Tag Archives: Capt. Greg McWherter

Blue Angels' almost crash: the risk of Controlled Flight Into Terrain during formation aerobatics

On May 22, 2011, the US Navy Flight Demonstration Squadron was performing at Lynchburg Regional Air Show, Va, when the diamond formation went too low at the end of the “Barrel Roll Break” maneuver. As a consequence of the lower-than-normal maneuver, the Blue Angels aborted the show and all F-18s landed safely. Noteworthy, neither on the preceeding day’s rehearsals, for unknown reasons, the maneuver ended as expected with the break (to see how the maneuver should be performed have a look at the team’s website and select Maneuver 28).

The following video shows both the May 21 and 22 maneuvers.

Following the incident, the Blue Angels announced a safety stand-down and cancelled their next performances (so far, until mid June) for more practice at their home base Pensacola, Florida, and, on May 27, team’s leader CDR Dave Koss resigned and was replaced for the duration of the season by Capt. Greg McWherter, who was the previous Blue Angels’ Commanding Officer.

The incident was obviously a Leader’s fault. He entered the loop too low causing the diamond four-ship formation almost to hit the ground as happened in 1982, when the whole Thunderbirds T-38 formation crashed killing all four pilots (even if in that case the cause of the crash was a mechanical malfunction with the #1 aircraft control stick).

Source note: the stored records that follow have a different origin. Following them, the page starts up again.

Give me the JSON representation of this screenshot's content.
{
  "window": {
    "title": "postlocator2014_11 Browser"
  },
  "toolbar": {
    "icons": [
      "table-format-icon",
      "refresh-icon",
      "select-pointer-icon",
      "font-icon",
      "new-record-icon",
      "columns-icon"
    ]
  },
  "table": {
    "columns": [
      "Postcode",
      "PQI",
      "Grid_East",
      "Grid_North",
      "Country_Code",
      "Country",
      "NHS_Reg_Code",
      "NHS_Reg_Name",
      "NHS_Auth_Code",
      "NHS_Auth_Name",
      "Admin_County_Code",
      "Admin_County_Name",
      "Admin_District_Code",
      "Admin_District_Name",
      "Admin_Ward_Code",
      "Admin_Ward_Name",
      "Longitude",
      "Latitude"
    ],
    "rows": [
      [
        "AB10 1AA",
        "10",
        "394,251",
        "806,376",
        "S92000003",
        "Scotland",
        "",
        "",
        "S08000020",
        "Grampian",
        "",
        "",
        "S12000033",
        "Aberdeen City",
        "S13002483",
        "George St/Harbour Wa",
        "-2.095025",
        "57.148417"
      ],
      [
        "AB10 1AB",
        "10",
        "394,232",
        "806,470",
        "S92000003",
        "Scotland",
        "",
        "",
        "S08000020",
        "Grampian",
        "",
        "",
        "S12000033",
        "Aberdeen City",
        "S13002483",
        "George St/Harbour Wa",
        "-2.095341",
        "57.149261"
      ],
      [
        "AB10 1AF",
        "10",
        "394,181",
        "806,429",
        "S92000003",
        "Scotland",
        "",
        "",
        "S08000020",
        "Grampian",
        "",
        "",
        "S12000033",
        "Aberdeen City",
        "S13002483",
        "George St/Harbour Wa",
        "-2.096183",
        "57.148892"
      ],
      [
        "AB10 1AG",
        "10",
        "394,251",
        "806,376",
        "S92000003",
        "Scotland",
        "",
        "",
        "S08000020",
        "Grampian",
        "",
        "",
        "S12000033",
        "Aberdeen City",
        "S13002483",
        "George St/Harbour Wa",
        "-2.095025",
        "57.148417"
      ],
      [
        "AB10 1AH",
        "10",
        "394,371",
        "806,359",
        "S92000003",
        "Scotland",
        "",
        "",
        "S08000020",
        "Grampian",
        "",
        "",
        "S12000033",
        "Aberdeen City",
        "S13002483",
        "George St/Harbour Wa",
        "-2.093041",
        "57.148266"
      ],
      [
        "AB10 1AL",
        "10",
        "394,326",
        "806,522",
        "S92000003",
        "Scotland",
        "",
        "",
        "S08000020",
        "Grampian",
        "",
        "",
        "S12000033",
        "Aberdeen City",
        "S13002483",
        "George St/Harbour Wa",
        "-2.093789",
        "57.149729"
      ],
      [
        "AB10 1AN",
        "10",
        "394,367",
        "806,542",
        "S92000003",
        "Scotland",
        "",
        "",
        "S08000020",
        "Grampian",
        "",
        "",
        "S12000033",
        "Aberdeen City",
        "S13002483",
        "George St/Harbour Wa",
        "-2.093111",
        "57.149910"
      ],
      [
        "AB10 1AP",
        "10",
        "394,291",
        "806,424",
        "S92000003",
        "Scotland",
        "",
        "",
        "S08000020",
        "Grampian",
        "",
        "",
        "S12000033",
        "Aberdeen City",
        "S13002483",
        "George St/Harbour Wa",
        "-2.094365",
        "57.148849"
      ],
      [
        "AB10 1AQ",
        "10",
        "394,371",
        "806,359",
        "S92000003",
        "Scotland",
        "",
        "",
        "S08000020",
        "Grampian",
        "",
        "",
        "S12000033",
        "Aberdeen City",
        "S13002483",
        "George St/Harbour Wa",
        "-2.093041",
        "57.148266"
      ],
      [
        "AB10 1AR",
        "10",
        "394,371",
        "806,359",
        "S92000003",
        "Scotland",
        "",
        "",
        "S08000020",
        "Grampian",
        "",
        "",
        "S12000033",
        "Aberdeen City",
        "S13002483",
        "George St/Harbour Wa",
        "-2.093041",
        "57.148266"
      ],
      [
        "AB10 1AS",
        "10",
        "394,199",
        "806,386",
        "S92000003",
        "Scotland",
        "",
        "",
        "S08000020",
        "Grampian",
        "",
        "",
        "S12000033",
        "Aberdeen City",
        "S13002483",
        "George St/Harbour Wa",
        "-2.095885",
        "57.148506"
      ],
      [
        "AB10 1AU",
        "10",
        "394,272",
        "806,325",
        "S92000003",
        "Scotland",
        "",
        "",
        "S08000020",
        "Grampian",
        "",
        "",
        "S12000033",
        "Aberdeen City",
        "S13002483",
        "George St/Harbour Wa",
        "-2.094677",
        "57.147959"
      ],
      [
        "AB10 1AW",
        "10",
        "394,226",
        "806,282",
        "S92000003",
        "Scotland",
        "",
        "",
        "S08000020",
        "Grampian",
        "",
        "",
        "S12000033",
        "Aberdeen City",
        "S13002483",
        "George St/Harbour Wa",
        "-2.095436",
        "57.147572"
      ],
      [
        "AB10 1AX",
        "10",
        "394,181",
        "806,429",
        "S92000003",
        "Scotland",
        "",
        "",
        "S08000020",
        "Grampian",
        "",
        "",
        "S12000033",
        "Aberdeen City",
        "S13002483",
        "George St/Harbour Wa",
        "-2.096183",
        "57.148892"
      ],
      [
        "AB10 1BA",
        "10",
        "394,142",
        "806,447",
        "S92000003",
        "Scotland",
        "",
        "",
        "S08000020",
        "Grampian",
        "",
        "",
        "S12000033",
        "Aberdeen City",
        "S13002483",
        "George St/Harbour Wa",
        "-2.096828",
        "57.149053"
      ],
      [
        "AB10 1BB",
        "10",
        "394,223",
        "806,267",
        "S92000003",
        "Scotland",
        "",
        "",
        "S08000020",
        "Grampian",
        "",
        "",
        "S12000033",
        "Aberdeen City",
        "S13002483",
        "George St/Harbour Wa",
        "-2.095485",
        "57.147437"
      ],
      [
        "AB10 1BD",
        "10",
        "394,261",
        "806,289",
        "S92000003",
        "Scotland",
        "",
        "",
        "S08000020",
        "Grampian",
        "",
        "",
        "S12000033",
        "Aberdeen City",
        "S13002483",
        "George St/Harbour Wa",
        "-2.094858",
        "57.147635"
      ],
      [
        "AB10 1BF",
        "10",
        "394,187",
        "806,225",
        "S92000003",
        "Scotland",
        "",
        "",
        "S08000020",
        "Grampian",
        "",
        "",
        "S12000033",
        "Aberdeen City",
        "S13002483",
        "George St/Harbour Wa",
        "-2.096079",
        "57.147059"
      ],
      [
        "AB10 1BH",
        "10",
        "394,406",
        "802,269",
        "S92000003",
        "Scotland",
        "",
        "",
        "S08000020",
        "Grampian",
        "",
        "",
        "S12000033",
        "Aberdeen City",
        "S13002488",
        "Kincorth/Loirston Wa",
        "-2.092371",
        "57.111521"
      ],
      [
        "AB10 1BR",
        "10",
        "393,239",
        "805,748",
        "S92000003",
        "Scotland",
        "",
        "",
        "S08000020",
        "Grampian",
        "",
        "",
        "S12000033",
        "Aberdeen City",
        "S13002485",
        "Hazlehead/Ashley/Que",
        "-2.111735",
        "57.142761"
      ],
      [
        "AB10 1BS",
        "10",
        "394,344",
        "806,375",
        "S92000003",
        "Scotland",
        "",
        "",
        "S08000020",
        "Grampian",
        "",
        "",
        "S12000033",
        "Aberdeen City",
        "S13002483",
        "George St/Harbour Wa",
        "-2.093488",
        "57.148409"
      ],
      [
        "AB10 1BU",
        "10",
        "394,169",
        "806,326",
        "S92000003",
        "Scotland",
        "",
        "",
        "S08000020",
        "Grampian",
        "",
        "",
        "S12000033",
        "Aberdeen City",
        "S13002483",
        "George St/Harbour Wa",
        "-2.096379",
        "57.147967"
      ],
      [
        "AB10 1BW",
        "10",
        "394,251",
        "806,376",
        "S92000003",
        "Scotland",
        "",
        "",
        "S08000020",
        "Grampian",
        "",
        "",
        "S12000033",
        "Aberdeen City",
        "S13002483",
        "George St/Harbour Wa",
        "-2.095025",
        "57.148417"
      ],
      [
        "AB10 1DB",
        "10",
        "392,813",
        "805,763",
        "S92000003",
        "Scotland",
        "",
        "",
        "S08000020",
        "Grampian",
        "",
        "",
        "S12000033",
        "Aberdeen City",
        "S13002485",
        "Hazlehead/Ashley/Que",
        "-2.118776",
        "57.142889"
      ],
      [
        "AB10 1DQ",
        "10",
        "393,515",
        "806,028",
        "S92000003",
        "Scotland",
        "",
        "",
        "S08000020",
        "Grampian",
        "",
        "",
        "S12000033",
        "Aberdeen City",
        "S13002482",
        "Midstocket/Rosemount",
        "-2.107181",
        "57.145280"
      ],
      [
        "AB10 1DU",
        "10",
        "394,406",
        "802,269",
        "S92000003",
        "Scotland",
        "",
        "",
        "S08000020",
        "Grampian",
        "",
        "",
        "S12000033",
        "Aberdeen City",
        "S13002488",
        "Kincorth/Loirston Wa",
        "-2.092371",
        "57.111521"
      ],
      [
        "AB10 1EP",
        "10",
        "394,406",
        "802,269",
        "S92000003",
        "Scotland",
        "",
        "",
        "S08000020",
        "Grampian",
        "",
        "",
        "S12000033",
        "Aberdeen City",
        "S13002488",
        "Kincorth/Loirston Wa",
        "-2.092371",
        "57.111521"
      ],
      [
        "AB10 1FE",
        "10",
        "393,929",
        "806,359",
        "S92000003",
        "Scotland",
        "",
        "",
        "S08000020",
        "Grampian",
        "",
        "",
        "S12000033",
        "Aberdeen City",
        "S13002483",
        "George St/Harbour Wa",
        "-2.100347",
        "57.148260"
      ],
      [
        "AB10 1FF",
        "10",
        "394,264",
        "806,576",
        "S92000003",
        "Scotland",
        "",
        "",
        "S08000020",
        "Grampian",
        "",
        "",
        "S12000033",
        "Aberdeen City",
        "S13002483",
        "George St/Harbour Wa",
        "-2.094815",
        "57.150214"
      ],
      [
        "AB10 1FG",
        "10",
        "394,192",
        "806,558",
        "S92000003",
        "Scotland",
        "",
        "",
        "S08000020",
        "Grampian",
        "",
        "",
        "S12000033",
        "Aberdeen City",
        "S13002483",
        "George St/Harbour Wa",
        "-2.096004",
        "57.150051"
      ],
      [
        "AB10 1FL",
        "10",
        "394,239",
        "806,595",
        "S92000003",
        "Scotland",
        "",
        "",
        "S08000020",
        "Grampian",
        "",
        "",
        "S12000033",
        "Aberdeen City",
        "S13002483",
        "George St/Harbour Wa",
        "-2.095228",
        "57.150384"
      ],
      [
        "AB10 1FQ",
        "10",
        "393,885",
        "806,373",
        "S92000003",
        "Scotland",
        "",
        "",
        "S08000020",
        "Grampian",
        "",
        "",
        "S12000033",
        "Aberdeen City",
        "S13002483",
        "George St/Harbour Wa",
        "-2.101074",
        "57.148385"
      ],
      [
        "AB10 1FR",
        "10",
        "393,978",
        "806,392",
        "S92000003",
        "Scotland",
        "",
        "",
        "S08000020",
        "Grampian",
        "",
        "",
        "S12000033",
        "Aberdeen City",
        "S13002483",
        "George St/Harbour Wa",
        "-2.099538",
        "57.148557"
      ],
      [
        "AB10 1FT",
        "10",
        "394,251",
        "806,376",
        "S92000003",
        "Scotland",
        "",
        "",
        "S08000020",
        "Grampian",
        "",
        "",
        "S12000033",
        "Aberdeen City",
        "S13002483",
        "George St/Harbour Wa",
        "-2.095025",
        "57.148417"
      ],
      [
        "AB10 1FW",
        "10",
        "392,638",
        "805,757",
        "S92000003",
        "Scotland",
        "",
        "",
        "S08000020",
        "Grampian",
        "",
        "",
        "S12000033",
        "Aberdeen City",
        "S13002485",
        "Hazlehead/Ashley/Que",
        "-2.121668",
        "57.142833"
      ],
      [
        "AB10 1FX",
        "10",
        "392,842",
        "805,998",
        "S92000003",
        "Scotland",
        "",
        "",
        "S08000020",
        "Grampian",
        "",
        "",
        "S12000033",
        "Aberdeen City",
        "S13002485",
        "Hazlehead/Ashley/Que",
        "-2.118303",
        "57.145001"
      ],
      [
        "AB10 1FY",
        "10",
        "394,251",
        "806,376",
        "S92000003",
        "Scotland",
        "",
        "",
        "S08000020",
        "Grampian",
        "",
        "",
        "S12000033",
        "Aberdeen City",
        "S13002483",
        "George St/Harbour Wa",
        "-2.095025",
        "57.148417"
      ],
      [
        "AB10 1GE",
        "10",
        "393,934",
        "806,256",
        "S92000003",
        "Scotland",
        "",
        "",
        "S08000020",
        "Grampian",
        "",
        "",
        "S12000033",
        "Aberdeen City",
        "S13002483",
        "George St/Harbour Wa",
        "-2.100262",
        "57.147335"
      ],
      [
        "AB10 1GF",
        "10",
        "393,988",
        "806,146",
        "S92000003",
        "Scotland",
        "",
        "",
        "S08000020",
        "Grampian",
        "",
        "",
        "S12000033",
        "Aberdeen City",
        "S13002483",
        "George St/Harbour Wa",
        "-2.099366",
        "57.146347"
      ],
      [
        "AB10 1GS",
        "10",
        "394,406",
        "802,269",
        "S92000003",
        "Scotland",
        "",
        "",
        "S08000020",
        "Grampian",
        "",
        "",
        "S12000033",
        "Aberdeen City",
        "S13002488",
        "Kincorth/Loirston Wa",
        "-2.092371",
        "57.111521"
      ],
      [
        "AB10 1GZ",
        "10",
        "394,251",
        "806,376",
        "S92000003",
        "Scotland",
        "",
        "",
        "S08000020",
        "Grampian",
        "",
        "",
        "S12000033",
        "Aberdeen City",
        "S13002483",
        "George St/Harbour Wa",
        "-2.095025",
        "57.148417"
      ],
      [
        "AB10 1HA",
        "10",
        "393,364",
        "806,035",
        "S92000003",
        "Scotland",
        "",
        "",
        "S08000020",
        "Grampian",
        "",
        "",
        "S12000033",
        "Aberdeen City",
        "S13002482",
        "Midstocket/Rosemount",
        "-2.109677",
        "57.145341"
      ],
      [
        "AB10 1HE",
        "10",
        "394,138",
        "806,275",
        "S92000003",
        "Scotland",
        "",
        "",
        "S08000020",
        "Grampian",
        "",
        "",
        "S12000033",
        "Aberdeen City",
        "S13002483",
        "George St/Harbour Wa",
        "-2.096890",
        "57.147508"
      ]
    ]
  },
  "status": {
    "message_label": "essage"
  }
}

Formation aerobatics requires specific qualifications, experience and training as it’s not easy to perform aerobatic maneuvers. When many aircraft (up to 9 elements) fly formation aerobatics, it is important not only to maintain the correct distance from one another, but also to maintain a very reactive flight attitude: who flies up front is required to anticipate wind gusts, turbulence, and the appropriate corrections, absorbing as much as one can the oscillations in order not to propagate them amongst the rest of the formation. Instrument flight is reduced to the minimum. The artificial horizon is utilised for no more than 20 or 30 seconds during the whole display, this being flown “visually”, looking out, maintaining one’s own position by sighting the specific reference points. For almost all the duration of the performance wingmen and slot pilots, have “only” to follow their leader, almost disregarding their position relative to the ground.

Formation leader is the role with greater responsibilities: he guides the whole team, ensuring flight safety, dictating timings and managing separations, opposition passes and rejoins. For this reason, formation leaders are the most experienced pilots flying in a team. However, even the most experienced pilots can do mistakes and when such errors occur during vertical maneuvers, consequences can be tragic.

In 2008 I was attending an airshow when a brand new NH90 helicopter of the Italian Army, piloted by an experienced crew, crashed into the Bracciano lake after entering a Fiesler maneuver at low altitude and, probably, suffering spacial disorientation caused by the surface of the water.

The above picture was taken on Jun. 1, 2008. For more info visit the NH90 crash page. Image is watermarked.

Who called the “Knock it off”?

After watching the footage of the Blue Angel’s almost crash, I’ve had the opportunity to discuss with blog’s visitors and Twitter followers, who might have called the “knock it off” (a radio call reserved for safety of flight issues used to cease maneuvering).

As already explained, the team Leader has the responsibility of ensuring the safety of the formation. Many teams (as the Frecce Tricolori) have a  Commander who issues instructions from the ground to the pilots in the air to fine tune timings and distances in the various manoeuvres, supervising the display both from a technical and a flight safety perspective.  However, in the Blue Angels the Flight Leader is also the Commanding Officer, hence, most probably, it was #1 who radioed the safety order to the rest of the formation. Nonetheless, there are some maneuvers in which other formation members have specific responsibility to cross check heights and distances and during the whole performance, and above all, #4 has a demonstration safety officer role, as he flies at the lowest position in the diamond, from where he has a overall view of the formation. Maybe #1 failed to recognize the dangerous situation and #4 called the safety breakout. Unfortunately it is impossible to determine it but it owuld be extremely interesting to know whether it was the Leader or the Slot or another team member to radio the “knock it off” as it would give us an idea of the formation’ situational awareness.

Even if it is not among his tasks, each formation member can radio a call for a safety issue but it is an extremely unlikely situation, unless the call is made to inform the rest of the formation of a failure involving a single aircraft. Unsolicited safety calls are extremely rare even if the could prevent a so-called “Controlled Flight Into Terrain” (CFIT) of the formation. Military aviation counts thousands episodes of CFIT with wingmen recognizing a potentially dangerous situation earlier than their flight leaders but delaying too much the call that would have saved both lives for extreme confidence in the flight leader and respect of hierarchy.